■ **TASK TO CARRY OUT**
Report the number of lines in the data below that hold "name", without any other words.

■ **RECORDS FOR PROCESSING**
• • •

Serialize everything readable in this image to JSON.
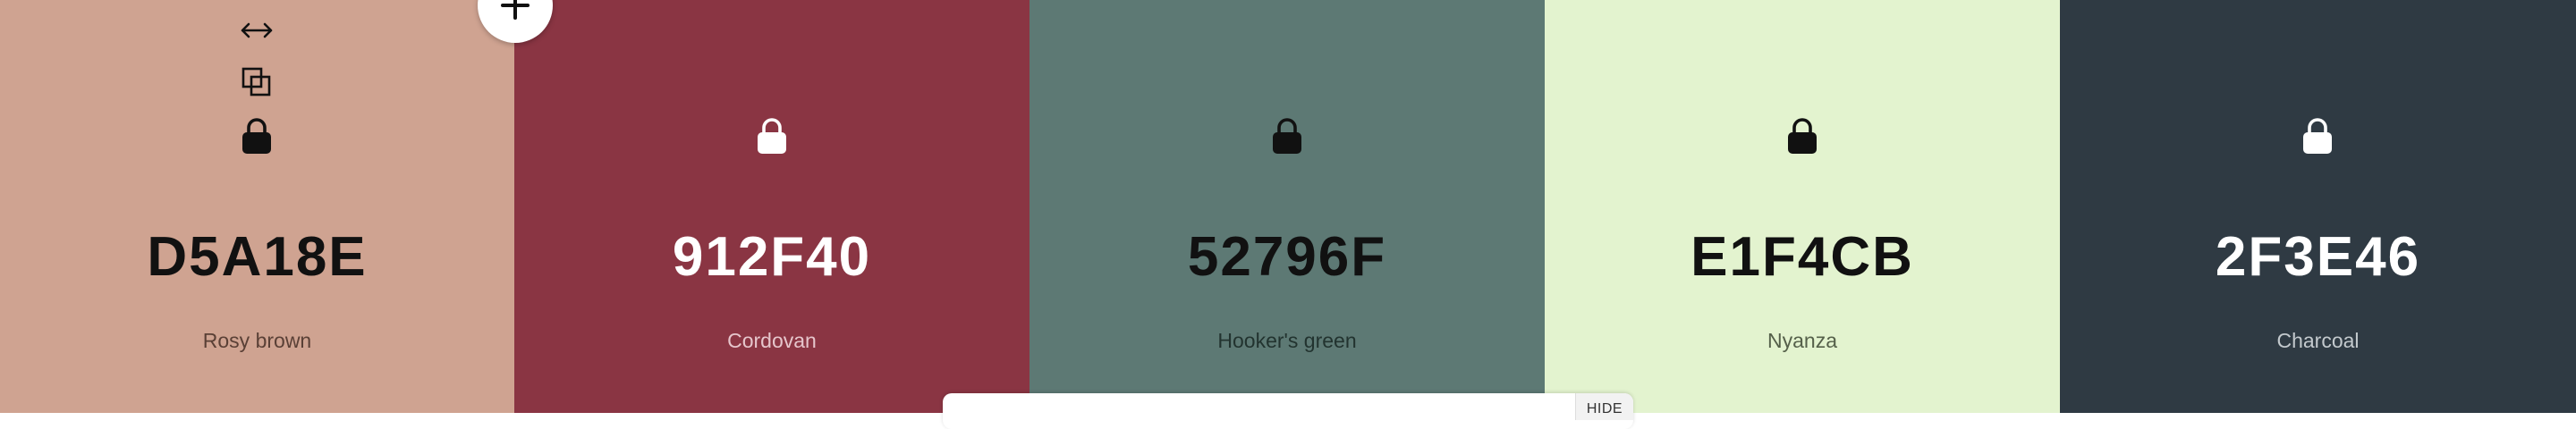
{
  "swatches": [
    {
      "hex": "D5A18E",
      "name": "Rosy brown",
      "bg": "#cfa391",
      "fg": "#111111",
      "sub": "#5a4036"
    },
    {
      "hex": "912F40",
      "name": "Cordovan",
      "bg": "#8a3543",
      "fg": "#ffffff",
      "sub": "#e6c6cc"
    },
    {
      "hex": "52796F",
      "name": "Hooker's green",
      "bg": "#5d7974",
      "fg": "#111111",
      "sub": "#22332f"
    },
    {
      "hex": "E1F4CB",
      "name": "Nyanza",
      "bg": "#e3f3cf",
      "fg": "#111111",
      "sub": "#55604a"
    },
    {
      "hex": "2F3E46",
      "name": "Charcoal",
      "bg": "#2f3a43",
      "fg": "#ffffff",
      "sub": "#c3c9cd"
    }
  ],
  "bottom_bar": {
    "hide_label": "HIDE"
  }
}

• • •

■ **REPLY TO THE EXERCISE**
5